As you can gather from a recent blog, Sono Sion’s Love Exposure (2008) really impressed me and I’ve been looking forward to seeing his latest release Cold Fish (2011) ever since. I can assure that I was not disappointed. This ultragoreistic black comedy is apparently based on a serial killing that took place in Japan in the 1990’s. An exotic dog-breeder Gen Sekine and his common law wife Hiroko Kazama poisoned at least four people and then dismembered and disposed of the remains. The couple were eventually caught and hung for their endeavours. With Sono’s film substitute tropical fish breeder for exotic dog-breeder and you’re some way there.

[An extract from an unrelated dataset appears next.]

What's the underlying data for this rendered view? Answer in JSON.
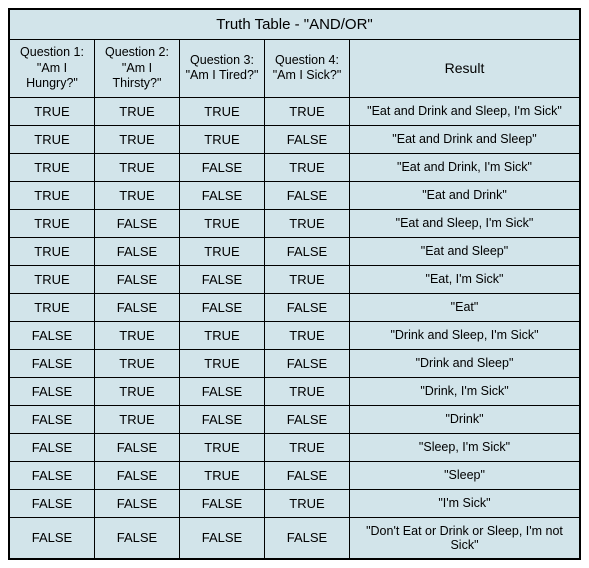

Shamoto Nobuyuki (Fukikoshi Mitsuru, Love Exposure 2009, The Twilight Samurai 2002) runs a small tropical fish outlet from his dysfunctional home. His daughter, Mitsuko, is resentful of her stepmother Taeko, who in turn refuses to have sex with her husband for a variety of reasons. When Mitsuko is caught shoplifting in a local store, middle-aged rich businessman Murata Yukio offers to mentor the young girl and allow her to work in his much larger, and what seems a more prosperous, tropical fish emporium. Yukio’s attractive sexually obsessed wife Aiko (Kurosawa Asuka, A Snake in June 2002) takes the girl under her wing. Meanwhile Yukio starts a sadistic affair with Taeko who in turn try’s to convince her husband to go into partnership with this rather overpowering businessman. The timid Mr Shamoto soon wishes he had never become involved in Mr Murata rather dubious business affairs.
|Aiko see's the funny side.|
After this fairly ordinary start the movie quickly descends into a manic portrayal of murder, sex and gore with some brutal and shocking scenes similar to those that can be found in Takashi Miike’s somewhat bizarre movies. For some reason these scenes do not seem especially disturbing! The reason for this is the dark, but very funny, black humour and secondly It’s like reading a comic book with lots of violence on the page that you don’t tend to take seriously, does that makes sense? Although I would suggest it may offend some people. Philip French describing it as “rather like attending a school for apprentice butchers” But please don’t think I’m trying to dissuade you from this movie, it’s an intriguing film whose run time of 146 minutes seems no longer than 90 minutes and the acting is absolutely first class with a special mention for the Japanese comedian Denden who plays the outlandish Murata Yukio, his presence on the screen is totally mesmerising, you can’t take your eyes off the man. The cinematography will not offend either. Go on you know you want to see it?
|Whats for lunch dear?|